◆ **About this task**: If a line in the entries below contains "kind", copy it.
/---
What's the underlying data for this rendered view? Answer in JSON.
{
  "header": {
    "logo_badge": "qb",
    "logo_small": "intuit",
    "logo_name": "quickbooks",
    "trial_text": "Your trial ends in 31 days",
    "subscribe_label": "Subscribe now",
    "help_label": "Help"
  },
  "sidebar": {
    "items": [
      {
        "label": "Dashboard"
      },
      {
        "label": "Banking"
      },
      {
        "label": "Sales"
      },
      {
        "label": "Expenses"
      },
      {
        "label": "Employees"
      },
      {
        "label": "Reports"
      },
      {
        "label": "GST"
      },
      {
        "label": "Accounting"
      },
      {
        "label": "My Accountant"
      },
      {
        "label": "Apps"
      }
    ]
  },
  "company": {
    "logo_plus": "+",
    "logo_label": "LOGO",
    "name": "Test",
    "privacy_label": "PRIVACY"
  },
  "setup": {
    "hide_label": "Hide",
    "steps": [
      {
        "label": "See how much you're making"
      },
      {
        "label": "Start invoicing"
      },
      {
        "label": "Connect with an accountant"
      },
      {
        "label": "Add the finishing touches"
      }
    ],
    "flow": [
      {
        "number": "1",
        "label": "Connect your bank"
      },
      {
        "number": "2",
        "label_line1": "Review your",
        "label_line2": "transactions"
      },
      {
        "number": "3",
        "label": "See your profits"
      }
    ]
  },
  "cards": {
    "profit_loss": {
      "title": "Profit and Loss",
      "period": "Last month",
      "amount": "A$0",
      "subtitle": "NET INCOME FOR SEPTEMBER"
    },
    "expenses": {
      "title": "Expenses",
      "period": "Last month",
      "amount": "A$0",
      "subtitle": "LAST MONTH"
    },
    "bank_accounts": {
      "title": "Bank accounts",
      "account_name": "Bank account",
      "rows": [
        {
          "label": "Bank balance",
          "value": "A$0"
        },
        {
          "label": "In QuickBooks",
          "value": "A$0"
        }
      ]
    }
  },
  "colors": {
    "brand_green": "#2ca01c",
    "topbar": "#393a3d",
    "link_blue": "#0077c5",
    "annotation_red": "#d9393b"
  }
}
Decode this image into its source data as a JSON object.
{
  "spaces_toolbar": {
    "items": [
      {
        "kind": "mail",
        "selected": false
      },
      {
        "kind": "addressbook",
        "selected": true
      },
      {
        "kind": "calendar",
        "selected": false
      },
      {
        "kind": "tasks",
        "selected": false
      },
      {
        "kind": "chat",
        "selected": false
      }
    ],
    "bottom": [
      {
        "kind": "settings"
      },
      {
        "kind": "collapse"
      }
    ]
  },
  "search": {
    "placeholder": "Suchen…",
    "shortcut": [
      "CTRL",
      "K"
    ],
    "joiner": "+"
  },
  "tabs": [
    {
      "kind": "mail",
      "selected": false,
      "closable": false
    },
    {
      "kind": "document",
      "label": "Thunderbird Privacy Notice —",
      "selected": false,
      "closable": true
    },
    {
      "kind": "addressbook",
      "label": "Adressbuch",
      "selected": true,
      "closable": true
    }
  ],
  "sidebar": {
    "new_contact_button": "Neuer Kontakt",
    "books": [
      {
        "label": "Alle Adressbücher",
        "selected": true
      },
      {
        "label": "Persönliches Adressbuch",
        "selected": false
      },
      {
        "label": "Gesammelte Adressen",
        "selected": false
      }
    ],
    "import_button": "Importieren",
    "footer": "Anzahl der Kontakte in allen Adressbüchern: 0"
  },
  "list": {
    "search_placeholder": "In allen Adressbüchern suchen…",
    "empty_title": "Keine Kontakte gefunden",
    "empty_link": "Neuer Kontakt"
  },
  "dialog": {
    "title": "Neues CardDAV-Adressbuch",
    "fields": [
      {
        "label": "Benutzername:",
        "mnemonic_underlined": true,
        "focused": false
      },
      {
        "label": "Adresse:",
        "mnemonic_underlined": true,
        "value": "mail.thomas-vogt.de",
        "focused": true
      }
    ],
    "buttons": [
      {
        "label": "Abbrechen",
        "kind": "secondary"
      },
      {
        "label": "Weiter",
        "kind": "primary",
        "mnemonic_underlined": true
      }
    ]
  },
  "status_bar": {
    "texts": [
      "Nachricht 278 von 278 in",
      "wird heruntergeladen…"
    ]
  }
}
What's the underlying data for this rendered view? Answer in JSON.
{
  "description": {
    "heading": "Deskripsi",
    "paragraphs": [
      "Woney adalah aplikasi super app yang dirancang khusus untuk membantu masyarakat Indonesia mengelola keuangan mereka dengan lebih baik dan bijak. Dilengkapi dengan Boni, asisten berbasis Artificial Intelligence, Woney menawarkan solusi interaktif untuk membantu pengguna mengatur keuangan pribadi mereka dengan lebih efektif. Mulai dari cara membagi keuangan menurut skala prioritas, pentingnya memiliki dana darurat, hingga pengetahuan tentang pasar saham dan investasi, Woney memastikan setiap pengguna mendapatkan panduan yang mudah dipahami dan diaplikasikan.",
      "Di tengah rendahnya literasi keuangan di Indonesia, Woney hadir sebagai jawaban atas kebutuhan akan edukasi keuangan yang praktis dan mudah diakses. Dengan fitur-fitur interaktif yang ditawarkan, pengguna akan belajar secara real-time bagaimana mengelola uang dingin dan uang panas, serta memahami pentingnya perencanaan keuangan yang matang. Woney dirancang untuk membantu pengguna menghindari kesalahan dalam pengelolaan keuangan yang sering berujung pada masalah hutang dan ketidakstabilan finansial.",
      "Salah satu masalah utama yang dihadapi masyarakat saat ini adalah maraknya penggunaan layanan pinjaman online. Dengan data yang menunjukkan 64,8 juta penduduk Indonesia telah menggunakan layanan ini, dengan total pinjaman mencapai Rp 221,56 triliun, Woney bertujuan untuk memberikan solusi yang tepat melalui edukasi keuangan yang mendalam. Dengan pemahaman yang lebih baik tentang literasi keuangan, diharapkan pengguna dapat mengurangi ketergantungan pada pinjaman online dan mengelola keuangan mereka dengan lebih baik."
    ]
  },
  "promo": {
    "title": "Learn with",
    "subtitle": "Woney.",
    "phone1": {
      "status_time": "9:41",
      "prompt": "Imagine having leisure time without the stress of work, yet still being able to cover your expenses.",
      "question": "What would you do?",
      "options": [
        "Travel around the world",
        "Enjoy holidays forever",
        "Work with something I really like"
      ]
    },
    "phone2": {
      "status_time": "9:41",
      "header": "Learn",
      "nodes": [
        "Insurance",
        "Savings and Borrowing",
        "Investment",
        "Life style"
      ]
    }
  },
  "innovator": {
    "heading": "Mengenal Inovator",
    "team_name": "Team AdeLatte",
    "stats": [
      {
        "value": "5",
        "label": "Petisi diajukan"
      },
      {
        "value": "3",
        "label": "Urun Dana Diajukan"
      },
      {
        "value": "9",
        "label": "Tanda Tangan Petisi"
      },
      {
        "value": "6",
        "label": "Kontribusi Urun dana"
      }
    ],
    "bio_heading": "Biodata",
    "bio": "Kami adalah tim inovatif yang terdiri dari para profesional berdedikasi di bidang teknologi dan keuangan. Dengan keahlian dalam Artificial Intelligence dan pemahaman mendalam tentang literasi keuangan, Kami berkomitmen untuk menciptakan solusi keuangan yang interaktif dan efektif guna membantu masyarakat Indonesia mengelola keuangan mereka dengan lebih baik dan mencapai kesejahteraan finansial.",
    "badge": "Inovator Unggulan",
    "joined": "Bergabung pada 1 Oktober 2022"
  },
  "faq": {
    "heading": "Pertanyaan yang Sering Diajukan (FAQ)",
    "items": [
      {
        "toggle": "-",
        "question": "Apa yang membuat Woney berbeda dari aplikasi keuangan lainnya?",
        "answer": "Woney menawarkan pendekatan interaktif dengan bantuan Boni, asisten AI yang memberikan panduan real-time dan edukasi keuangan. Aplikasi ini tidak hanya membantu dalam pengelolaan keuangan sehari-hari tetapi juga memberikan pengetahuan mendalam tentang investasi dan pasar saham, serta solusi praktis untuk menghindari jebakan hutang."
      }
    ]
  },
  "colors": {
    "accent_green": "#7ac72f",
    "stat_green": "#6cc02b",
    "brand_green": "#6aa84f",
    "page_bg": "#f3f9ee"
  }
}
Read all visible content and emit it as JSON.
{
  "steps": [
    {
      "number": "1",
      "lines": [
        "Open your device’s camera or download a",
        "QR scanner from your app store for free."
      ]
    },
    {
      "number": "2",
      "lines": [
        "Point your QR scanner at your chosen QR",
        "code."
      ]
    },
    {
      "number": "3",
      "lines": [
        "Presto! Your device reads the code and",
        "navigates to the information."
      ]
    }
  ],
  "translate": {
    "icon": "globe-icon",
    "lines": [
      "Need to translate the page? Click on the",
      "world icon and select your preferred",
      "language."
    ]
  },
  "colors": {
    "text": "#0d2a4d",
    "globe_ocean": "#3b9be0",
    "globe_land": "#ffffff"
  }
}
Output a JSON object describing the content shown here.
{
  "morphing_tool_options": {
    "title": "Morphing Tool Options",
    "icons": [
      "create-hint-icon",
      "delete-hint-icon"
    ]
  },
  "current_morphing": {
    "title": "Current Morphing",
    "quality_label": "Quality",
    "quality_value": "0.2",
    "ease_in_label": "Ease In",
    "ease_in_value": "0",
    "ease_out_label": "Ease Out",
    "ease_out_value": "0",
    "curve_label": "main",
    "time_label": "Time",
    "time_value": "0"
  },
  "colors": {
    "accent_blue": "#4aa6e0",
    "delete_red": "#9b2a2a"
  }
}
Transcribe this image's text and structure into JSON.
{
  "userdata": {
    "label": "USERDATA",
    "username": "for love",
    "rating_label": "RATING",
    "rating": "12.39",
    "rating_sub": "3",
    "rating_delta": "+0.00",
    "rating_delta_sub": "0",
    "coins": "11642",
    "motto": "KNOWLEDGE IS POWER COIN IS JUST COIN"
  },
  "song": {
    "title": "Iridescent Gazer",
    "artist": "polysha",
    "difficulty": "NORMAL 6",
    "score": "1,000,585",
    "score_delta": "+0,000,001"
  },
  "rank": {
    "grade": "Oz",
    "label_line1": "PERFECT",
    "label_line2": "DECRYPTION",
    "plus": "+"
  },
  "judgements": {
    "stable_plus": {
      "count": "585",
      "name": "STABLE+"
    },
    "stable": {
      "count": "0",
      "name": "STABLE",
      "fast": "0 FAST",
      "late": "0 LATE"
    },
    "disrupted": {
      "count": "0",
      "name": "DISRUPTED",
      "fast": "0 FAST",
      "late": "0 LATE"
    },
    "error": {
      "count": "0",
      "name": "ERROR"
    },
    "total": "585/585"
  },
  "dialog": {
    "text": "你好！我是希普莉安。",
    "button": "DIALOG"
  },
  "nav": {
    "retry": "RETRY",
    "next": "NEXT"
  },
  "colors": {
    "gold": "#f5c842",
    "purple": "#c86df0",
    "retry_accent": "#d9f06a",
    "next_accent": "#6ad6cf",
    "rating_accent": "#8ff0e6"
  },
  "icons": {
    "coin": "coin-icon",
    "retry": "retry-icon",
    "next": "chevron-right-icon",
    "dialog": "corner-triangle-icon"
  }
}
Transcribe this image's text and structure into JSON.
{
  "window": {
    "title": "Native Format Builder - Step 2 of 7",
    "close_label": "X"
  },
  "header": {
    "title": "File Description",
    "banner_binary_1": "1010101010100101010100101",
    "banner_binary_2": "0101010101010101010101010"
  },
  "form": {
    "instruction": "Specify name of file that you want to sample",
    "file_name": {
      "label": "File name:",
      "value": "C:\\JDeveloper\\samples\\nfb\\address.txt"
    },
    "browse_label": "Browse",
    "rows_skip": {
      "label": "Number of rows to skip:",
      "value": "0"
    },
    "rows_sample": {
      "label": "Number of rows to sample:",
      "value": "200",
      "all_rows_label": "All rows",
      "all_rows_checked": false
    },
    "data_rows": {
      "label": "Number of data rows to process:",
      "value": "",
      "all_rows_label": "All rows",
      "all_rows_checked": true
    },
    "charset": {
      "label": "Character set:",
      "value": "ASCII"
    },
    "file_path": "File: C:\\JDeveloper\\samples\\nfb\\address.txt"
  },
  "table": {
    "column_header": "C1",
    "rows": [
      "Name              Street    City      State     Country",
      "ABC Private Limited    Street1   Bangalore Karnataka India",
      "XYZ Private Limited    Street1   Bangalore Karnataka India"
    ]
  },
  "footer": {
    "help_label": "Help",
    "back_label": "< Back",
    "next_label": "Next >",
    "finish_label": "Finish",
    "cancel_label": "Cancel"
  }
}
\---
◆ **Expected answer**:
        "kind": "mail",
        "kind": "addressbook",
        "kind": "calendar",
        "kind": "tasks",
        "kind": "chat",
        "kind": "settings"
        "kind": "collapse"
      "kind": "mail",
      "kind": "document",
      "kind": "addressbook",
        "kind": "secondary"
        "kind": "primary",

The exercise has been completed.